(Dataset entries begins)

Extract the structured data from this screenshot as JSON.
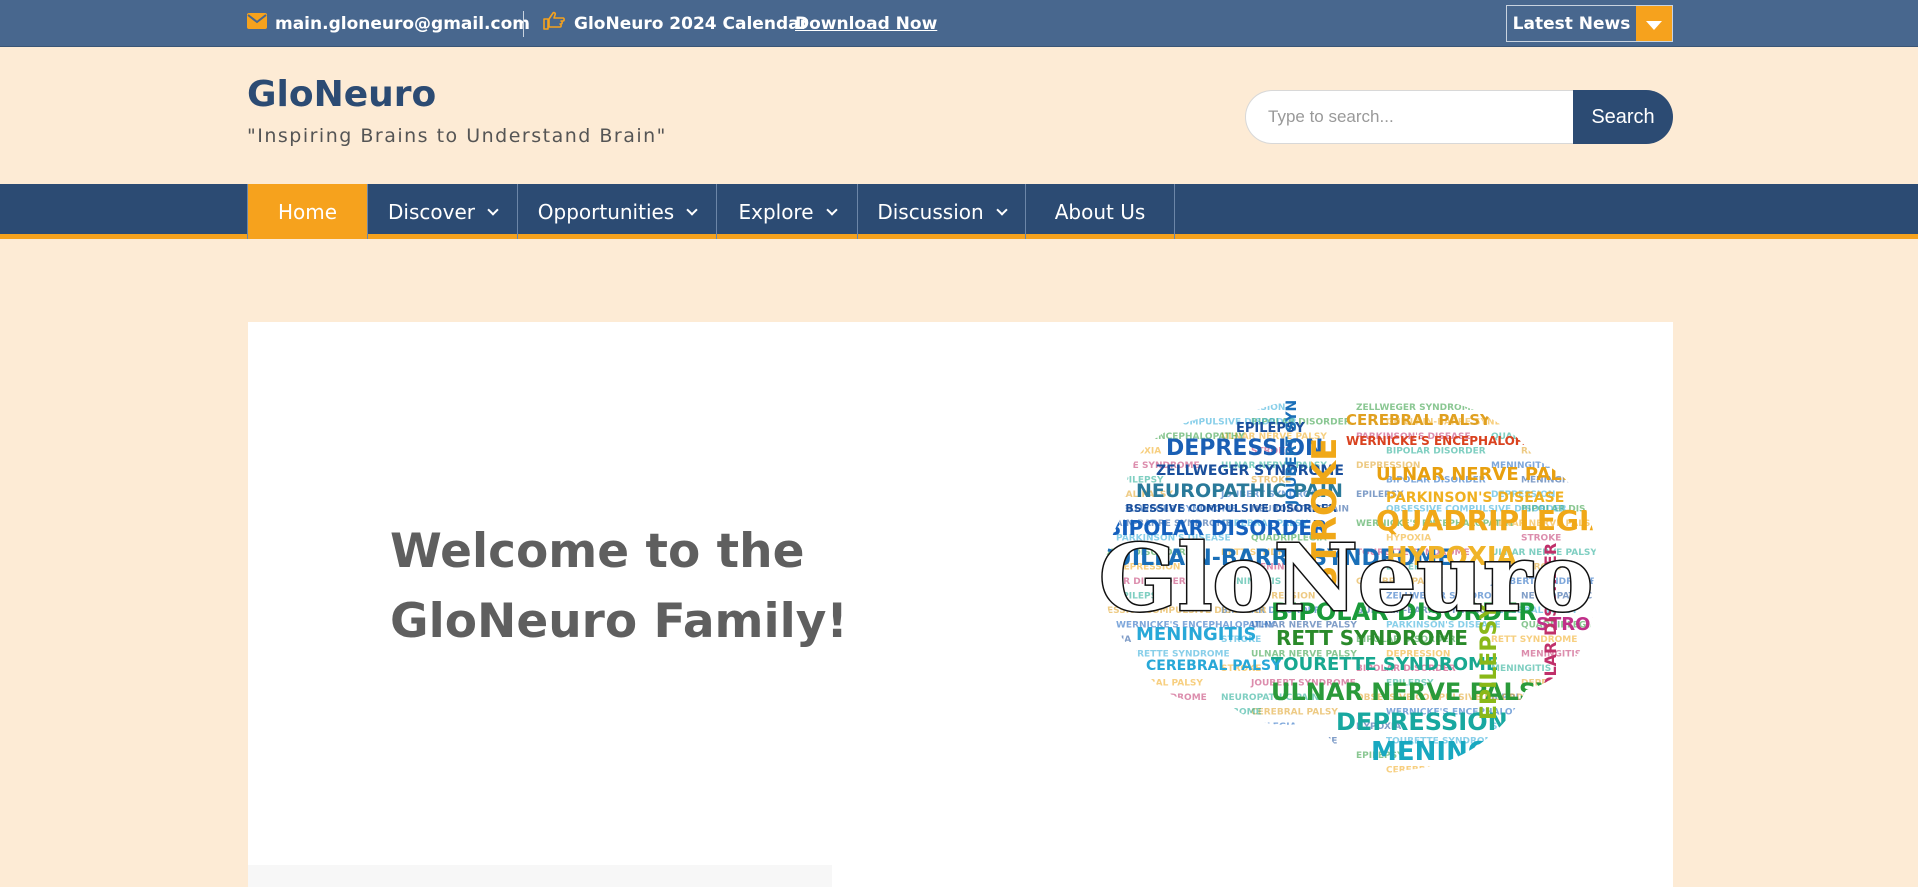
{
  "topbar": {
    "email": "main.gloneuro@gmail.com",
    "email_icon": "envelope-icon",
    "calendar_text": "GloNeuro 2024 Calendar",
    "calendar_icon": "pointing-hand-icon",
    "download_link": "Download Now",
    "latest_news": "Latest News"
  },
  "header": {
    "title": "GloNeuro",
    "tagline": "\"Inspiring Brains to Understand Brain\""
  },
  "search": {
    "placeholder": "Type to search...",
    "button": "Search"
  },
  "nav": {
    "items": [
      {
        "label": "Home",
        "active": true
      },
      {
        "label": "Discover"
      },
      {
        "label": "Opportunities"
      },
      {
        "label": "Explore"
      },
      {
        "label": "Discussion"
      },
      {
        "label": "About Us"
      }
    ]
  },
  "hero": {
    "heading": "Welcome to the GloNeuro Family!",
    "image_overlay_text": "GloNeuro",
    "brain_words": [
      {
        "t": "EPILEPSY",
        "c": "#1a4f9c"
      },
      {
        "t": "DEPRESSION",
        "c": "#1a5fb4"
      },
      {
        "t": "ZELLWEGER SYNDROME",
        "c": "#1a4f9c"
      },
      {
        "t": "NEUROPATHIC PAIN",
        "c": "#2a7a9a"
      },
      {
        "t": "OBSESSIVE COMPULSIVE DISORDER",
        "c": "#1a4f9c"
      },
      {
        "t": "BIPOLAR DISORDER",
        "c": "#1560bd"
      },
      {
        "t": "GUILLAIN-BARRE SYNDROME",
        "c": "#1a6fb8"
      },
      {
        "t": "CEREBRAL PALSY",
        "c": "#e0a020"
      },
      {
        "t": "WERNICKE'S ENCEPHALOPATHY",
        "c": "#d9421f"
      },
      {
        "t": "ULNAR NERVE PALSY",
        "c": "#e8a010"
      },
      {
        "t": "PARKINSON'S DISEASE",
        "c": "#f0b020"
      },
      {
        "t": "QUADRIPLEGIA",
        "c": "#f0a818"
      },
      {
        "t": "HYPOXIA",
        "c": "#f0b428"
      },
      {
        "t": "STROKE",
        "c": "#f0a818"
      },
      {
        "t": "BIPOLAR DISORDER",
        "c": "#1a9a3a"
      },
      {
        "t": "RETT SYNDROME",
        "c": "#2a8a2a"
      },
      {
        "t": "TOURETTE SYNDROME",
        "c": "#18a890"
      },
      {
        "t": "ULNAR NERVE PALSY",
        "c": "#2a9a3a"
      },
      {
        "t": "DEPRESSION",
        "c": "#18a8a0"
      },
      {
        "t": "MENINGITIS",
        "c": "#18a8c0"
      },
      {
        "t": "EPILEPSY",
        "c": "#8ab818"
      },
      {
        "t": "STROKE",
        "c": "#c0308a"
      },
      {
        "t": "BIPOLAR DISORDER",
        "c": "#c0306a"
      },
      {
        "t": "MENINGITIS",
        "c": "#28a8d8"
      },
      {
        "t": "CEREBRAL PALSY",
        "c": "#28a8d8"
      },
      {
        "t": "JOUBERT SYNDROME",
        "c": "#1a6fb8"
      }
    ]
  },
  "colors": {
    "accent": "#f6a21d",
    "navy": "#2c4b73",
    "topbar": "#48678e",
    "page_bg": "#fdebd5"
  }
}
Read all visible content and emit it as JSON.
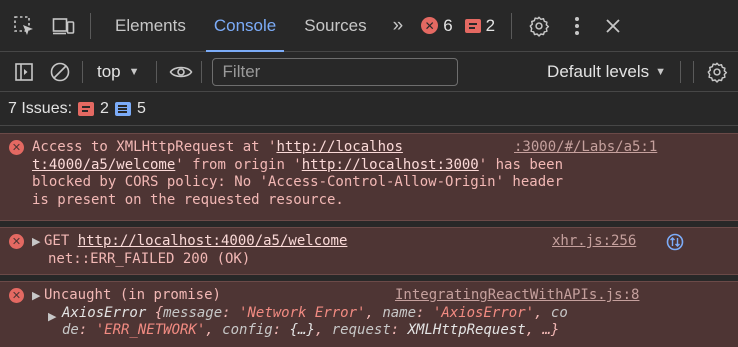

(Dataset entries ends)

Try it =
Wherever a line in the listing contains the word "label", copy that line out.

Response box =
        "label": "Home",
        "label": "Discover"
        "label": "Opportunities"
        "label": "Explore"
        "label": "Discussion"
        "label": "About Us"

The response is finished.